- Chicken Drumstick (27 August 2012). "Re: Review: Mini Maglite Pro+". BudgetLightForum LED flashlight forum. Retrieved 24 January 2013. "It’s regulated to offer the max performance and run time off of alkaline cells. The downside is you’ll see little improvement using lithium primaries or Eneloops. But this is all down to the target market and expected customers I guess."
- Brted (28 January 2013). "Talk:Mag Instrument". Flashlight Wiki. Retrieved 29 January 2013. "The effect of this would be to keep the light running cooler, but also to extend battery life (and some say to distort the FL-1 runtime rating which gives you credit down to 10% brightness)."
- watchcollector1968 (2 June 2012). "Maglite ML100 2C". EDC Forums flashlight forum. Retrieved 27 January 2013. "On high it will start at its full output for something like 12 or 13 minutes, then it begins to step down. Opinions seem to vary as to why, some think it is to prevent excessive heat buildup, others think it is to preserve battery life. Either way, if you are outside in the dark walking or working and have the light on chances of your eyes even detecting the drop over an hour or so is pretty slim. If for whatever reason you think you need full power again, simply turn it off and back on and the cycle starts over again."
- "Mini Maglite LED 2AA Review". Light-Reviews.com. 8 January 2009. Retrieved 27 January 2013.
- NLee the Engineer (15 September 2010). "Contains outdated 1st-gen Maglite LED flashlights". Customer Reviews: Maglite 3D / 2AA LED Flashlight 2 Piece. Amazon.com, Inc. Retrieved 23 January 2013. "The 2nd-gen models solved the thermal problem. Previous models over-heat easily, and their light dim down after just a few minute of operation."

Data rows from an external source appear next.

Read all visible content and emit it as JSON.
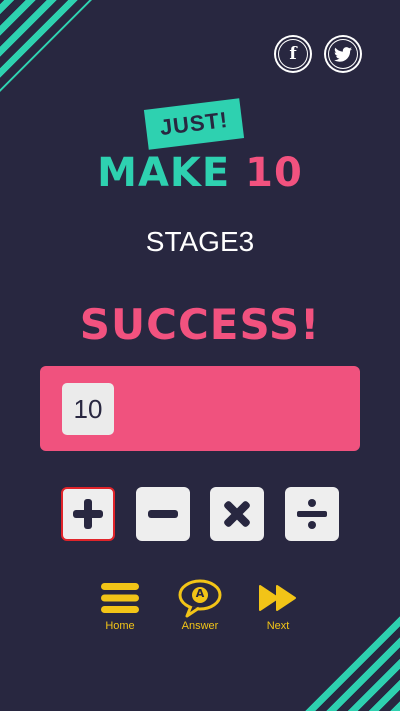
{
  "social": {
    "facebook_glyph": "f",
    "twitter_icon": "twitter-bird-icon"
  },
  "logo": {
    "just": "JUST!",
    "make": "MAKE",
    "number": "10"
  },
  "stage": "STAGE3",
  "result": "SUCCESS!",
  "answer_tiles": [
    "10"
  ],
  "operators": [
    {
      "symbol": "+",
      "icon": "plus-icon",
      "selected": true
    },
    {
      "symbol": "−",
      "icon": "minus-icon",
      "selected": false
    },
    {
      "symbol": "×",
      "icon": "times-icon",
      "selected": false
    },
    {
      "symbol": "÷",
      "icon": "divide-icon",
      "selected": false
    }
  ],
  "nav": {
    "home": "Home",
    "answer": "Answer",
    "answer_badge": "A",
    "next": "Next"
  },
  "colors": {
    "background": "#282740",
    "teal": "#2ED1B0",
    "pink": "#F2527F",
    "yellow": "#F2C417",
    "tile": "#EBEBEB"
  }
}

- Wang, Robin (20 January 2012). "Maglite ML100 LED Flashlight Review". LED-Resource. Retrieved 24 January 2013. "Previous generations of Maglite’s MAG-LED technology, including the original LED drop-in replacements and even the current LED D-cell lights, had problems with heat dissipation and irregular beam patterns because they were originally designed for incandescent bulbs."
- "NewBie" (16 July 2006). "MagLite 2C LED drop-in Technical Review". CandlePowerForums LED flashlight forum. Post 1. Retrieved 23 January 2013. "We are looking at nearly a 60% drop in output, due to the LED getting hot, from a severe lack of good heatsinking".
- "NewBie" (16 July 2006). "MagLite 2C LED drop-in Technical Review". CandlePowerForums LED flashlight forum. Post 1. Retrieved 23 January 2013. "Here we go, one of those for your eyes only, which reveals the secrets and the shortcomings, and explains a great many things [...]".
- "NewBie" (16 July 2006). "MagLite 2C LED drop-in Technical Review". CandlePowerForums LED flashlight forum. Post 1. Retrieved 23 January 2013. "When the module is hot, soaking them with a lot of cold spray causes the light output to jump back to when you first turned it on, and the current goes right back up at the same time."
- "Maglite Mag-LED: 2, 3, and 4 cell modules". FlashlightReviews Archive. Retrieved 23 January 2013. "Some very knowledgeable folks [...] discovered poor heatsinking for the LED, which the circuitry then has to compensate for by quickly lowering output as the module heats up. [...] What I didn't like: Module heats up quickly and output drops quickly."
- NLee the Engineer (11 September 2010). "Maglite second-gen LED flashlight deserves a second chance". Customer Reviews: Maglite SD3D016 3-D Cell LED Flashlight. Amazon.com, Inc. Retrieved 23 January 2013. "Improved Heat Sink: The overheating problem found in 1st-gen LED modules has been solved. That is, the light no longer dims down after just a few minutes of operation. [...] Better Power Management: The new Maglite maintains constant power consumption of 2W as long as battery voltage is above 3.5V."